Some analysts said it was disappointing that the company did not provide any vision of how it will sustain growth in the long term. Omar Sheikh, of Charles Stanley, said: "There wasn't really a strategy. He's still borrowing Tony Ball's. There is no strategic thinking attached to his [Murdoch's] tenure at the present time."

Others said Mr Murdoch had not been in the job long enough and that Sky was performing well in any case.

Mr Murdoch said: "We're seeing tremendous growth potential in our core business.... We're sticking to the operational targets the company has set. We are thinking about what happens after that. It's a very fluid marketplace."

Sky aims to have 8 million subscribers by the end of 2005, along with average revenue per user (Apru) of £400. There is also a less formal target of profits margins of 30 per cent in 2007. Paul Richards, an analyst at Numis, said: "If it ain't broke, don't fix it. He [Murdoch] hasn't been there long enough to do a root and branch review."
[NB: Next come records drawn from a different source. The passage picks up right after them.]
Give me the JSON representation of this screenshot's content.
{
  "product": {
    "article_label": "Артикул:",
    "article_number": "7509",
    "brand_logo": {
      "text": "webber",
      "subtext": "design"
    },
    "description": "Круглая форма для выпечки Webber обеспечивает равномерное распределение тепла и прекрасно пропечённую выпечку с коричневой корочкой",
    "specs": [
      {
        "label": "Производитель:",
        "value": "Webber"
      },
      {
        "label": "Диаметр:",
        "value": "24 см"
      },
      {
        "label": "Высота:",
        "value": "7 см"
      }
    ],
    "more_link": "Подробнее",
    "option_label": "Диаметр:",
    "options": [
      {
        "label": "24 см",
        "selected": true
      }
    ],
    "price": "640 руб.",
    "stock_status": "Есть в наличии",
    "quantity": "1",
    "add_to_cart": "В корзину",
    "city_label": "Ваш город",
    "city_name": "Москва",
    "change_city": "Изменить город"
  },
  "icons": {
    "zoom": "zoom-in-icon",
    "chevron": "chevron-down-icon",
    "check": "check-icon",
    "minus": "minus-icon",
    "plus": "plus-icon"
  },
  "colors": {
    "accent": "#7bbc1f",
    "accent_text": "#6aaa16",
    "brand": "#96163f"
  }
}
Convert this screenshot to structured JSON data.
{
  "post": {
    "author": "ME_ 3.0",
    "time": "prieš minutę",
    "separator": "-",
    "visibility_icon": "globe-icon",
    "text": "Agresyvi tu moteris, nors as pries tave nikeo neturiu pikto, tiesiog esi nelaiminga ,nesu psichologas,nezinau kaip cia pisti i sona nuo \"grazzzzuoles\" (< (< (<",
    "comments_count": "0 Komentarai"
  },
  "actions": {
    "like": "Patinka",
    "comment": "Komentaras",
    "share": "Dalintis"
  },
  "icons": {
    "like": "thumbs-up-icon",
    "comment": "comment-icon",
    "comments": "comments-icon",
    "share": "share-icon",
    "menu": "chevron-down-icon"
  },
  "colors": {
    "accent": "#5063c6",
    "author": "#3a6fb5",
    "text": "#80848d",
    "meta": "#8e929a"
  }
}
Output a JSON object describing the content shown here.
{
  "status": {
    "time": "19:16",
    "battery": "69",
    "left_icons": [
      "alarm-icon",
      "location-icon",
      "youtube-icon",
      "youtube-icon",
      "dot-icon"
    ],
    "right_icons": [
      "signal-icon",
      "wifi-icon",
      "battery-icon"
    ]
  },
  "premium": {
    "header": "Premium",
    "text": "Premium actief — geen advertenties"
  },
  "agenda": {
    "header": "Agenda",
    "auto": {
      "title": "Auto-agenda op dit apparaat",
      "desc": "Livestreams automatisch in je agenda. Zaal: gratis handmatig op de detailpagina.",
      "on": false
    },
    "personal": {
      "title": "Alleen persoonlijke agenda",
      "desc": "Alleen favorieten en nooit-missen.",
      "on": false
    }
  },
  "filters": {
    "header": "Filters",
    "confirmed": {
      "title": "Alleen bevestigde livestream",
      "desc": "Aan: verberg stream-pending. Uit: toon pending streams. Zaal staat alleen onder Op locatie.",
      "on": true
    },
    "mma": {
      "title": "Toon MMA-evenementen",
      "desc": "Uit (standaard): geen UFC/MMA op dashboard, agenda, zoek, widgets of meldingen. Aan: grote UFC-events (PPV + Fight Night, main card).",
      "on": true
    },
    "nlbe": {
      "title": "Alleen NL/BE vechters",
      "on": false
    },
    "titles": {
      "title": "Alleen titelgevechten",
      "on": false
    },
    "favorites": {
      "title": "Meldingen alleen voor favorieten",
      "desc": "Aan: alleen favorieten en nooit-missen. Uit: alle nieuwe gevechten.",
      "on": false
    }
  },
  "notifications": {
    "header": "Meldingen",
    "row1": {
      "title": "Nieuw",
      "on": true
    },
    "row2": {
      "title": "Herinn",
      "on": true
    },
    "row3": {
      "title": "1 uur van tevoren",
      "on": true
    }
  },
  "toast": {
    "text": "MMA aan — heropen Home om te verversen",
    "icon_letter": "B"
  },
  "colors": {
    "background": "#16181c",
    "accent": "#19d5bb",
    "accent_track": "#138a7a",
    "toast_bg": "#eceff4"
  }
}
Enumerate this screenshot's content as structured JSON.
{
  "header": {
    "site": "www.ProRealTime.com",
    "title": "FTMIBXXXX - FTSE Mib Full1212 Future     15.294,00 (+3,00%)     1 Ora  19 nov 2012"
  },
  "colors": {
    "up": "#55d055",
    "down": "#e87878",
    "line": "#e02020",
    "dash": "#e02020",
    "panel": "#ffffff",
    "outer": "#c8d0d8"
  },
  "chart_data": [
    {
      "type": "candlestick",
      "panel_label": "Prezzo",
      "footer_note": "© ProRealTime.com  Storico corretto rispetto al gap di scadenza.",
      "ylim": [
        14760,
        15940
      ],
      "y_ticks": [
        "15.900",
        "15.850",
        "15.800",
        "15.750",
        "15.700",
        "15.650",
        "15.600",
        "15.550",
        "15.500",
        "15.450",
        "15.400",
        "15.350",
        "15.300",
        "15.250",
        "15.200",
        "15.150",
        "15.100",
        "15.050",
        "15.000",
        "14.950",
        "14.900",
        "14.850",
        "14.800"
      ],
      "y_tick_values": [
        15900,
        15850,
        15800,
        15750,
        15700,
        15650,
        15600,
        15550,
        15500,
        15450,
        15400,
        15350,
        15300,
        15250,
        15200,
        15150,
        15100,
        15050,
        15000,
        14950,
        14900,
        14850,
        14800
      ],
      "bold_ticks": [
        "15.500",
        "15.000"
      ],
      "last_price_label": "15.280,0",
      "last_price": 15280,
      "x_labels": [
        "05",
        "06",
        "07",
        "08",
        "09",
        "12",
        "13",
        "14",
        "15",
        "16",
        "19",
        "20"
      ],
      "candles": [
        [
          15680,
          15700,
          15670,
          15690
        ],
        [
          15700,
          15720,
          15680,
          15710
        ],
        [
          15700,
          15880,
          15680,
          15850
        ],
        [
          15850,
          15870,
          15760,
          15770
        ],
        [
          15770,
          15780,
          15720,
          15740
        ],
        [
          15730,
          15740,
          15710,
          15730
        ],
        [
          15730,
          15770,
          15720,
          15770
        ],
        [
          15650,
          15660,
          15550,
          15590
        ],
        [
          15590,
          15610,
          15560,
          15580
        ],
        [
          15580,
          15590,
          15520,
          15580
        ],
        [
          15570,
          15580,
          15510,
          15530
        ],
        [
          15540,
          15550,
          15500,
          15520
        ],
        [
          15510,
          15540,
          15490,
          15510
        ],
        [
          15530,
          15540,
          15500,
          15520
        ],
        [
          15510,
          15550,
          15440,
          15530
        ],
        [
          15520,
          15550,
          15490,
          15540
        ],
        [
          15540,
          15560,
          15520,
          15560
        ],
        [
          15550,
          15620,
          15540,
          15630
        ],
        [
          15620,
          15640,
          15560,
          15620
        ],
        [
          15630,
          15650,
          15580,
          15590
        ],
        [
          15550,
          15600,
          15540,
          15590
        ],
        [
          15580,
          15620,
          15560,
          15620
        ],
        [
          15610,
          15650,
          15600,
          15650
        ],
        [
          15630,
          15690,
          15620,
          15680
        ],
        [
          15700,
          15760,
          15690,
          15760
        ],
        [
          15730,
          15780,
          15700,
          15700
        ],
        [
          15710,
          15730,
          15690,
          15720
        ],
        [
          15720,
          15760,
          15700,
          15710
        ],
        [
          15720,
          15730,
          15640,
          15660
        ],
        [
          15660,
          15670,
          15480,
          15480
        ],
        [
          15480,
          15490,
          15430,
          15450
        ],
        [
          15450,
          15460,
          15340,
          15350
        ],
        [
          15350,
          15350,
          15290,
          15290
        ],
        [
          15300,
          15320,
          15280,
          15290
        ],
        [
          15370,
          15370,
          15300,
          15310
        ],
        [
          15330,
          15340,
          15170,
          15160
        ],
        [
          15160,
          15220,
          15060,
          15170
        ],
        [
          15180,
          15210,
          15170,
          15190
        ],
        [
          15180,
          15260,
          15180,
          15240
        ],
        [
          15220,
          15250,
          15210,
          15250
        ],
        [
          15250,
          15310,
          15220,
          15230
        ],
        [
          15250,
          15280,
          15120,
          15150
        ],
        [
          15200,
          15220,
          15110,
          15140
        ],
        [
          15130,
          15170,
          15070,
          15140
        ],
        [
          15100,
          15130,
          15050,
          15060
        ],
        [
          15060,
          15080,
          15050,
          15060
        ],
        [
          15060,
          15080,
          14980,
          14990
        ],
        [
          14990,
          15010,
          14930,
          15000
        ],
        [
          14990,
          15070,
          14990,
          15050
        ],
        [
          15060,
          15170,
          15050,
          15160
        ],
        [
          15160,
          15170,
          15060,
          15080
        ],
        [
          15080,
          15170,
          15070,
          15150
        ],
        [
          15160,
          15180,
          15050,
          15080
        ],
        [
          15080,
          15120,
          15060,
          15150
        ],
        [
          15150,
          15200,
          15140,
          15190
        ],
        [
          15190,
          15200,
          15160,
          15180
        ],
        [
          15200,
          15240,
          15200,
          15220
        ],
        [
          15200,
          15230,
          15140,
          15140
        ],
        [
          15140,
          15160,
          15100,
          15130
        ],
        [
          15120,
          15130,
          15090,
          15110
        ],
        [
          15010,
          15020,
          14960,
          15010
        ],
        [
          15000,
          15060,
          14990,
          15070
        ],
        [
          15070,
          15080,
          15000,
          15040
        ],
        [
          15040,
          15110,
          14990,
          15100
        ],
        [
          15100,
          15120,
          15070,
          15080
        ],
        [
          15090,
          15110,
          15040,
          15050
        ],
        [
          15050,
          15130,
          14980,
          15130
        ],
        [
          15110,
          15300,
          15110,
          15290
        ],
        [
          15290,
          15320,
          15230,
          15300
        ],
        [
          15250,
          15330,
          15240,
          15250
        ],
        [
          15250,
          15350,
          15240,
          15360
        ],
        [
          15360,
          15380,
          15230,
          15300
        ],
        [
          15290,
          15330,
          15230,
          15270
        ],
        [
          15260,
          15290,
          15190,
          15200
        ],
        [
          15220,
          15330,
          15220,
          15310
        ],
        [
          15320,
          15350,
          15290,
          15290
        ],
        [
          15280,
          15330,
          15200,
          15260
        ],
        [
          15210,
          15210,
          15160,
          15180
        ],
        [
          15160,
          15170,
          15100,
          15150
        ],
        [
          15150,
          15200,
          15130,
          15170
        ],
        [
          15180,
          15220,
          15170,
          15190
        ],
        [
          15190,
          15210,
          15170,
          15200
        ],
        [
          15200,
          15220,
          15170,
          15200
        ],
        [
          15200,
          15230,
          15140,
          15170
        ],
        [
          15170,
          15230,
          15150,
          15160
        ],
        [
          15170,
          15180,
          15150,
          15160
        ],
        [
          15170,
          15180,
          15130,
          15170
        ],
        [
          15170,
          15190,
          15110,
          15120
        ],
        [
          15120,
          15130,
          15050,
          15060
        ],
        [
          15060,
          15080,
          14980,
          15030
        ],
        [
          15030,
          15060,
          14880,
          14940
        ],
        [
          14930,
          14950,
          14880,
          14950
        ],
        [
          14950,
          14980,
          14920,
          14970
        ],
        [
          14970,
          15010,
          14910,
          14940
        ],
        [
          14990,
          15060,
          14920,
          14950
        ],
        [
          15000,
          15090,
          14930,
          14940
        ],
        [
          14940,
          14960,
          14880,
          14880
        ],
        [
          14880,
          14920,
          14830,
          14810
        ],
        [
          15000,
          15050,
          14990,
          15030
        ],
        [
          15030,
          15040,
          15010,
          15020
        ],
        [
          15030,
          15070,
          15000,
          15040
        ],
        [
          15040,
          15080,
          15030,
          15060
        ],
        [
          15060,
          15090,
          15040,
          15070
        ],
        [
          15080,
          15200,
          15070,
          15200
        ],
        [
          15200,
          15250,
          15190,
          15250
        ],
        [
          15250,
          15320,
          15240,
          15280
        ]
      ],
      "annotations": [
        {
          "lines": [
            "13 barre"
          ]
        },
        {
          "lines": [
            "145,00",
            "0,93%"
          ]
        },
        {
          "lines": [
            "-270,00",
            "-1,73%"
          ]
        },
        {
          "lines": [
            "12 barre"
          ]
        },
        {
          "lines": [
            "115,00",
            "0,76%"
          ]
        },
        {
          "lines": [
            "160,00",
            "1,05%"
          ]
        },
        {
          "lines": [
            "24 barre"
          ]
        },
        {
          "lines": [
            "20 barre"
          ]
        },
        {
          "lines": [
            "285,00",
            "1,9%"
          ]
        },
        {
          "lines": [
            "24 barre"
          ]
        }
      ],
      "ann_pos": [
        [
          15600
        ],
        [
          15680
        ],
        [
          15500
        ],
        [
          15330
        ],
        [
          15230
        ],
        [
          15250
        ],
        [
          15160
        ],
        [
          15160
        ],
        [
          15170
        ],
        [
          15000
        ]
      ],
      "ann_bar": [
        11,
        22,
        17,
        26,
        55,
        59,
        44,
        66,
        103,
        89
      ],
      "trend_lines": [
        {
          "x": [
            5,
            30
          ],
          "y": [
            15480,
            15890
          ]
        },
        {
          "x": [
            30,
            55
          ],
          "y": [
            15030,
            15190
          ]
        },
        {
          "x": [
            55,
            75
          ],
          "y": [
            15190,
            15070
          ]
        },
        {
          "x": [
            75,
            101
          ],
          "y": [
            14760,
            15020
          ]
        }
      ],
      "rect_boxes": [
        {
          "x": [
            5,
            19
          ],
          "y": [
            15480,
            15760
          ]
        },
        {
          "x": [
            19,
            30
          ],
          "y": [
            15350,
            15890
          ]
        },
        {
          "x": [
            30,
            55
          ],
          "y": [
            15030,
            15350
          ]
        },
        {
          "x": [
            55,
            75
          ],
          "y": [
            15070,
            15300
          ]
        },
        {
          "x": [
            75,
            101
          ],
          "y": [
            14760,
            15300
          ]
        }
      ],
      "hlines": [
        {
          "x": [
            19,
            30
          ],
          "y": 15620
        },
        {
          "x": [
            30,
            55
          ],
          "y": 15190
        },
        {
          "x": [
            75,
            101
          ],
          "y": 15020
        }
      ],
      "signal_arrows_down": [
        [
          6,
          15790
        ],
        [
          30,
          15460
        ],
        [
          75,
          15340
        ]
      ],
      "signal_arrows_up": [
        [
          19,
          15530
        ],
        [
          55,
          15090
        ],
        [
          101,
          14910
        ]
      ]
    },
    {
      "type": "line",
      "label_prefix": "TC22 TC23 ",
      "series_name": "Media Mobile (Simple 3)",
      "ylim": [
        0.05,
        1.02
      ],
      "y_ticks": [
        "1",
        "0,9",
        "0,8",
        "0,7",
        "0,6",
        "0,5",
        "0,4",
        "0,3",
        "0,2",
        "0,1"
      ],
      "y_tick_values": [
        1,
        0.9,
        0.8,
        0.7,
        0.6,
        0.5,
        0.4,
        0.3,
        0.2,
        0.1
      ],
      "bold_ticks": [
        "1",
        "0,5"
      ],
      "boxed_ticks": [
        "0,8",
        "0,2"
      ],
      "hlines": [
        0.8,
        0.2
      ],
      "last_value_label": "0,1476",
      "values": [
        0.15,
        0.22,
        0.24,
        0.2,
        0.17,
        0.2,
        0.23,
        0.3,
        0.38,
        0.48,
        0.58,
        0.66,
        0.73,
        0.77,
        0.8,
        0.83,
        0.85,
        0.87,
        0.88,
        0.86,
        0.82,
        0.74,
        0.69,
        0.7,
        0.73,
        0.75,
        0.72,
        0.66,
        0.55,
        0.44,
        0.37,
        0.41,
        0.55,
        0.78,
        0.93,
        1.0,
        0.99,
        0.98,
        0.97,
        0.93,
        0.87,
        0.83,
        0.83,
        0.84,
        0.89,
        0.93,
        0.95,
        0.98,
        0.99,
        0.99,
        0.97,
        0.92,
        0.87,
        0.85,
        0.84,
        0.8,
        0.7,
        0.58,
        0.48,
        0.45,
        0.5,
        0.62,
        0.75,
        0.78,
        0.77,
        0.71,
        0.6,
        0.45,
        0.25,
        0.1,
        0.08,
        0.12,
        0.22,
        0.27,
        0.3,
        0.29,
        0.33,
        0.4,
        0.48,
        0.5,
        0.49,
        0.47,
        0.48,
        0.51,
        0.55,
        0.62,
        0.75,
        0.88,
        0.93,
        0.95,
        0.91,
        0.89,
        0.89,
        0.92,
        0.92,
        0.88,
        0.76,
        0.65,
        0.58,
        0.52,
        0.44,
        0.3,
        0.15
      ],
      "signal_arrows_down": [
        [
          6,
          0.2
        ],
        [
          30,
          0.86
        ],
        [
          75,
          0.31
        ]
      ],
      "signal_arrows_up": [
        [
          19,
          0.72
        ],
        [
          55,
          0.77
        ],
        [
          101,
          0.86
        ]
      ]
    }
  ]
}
Sky reported revenue up 17 per cent to £1.77bn, for the six months to 31 December, while pre-tax profits increased to £204m, from £13m previously. In September-December quarter, Arpu was £369, up 5 per cent on last year, with direct subscribers added in these three months of 193,000, to take total customers to 7.2 million homes.

The company announced an interim dividend of 2.75p, the first payout since the interim dividend in 1999. The company had stopped paying dividends and invested the money instead in giving away its set-top decoder boxes and converting the subscriber base to digital technology. "I'd like to highlight a milestone for Sky [resumption of dividends]. This provides a neat bookend to that phase [running from 1999]. And I hope it is the beginning of a new phase."

Analysts welcomed the dividend news and said it showed the company was listening to the demands of its institutional shareholders. In response to questioning, James Murdoch revealed that he spoke to his father, whom he referred to as "the chairman", with "some frequency".

Also, a first for Sky chief executive, he did not respond to questions about the BBC and regulators by lashing out at them. To one question he said: "Do I think regulators are evil? Of course not." Sky predicted that 10 million homes will switch to pay-television by 2014.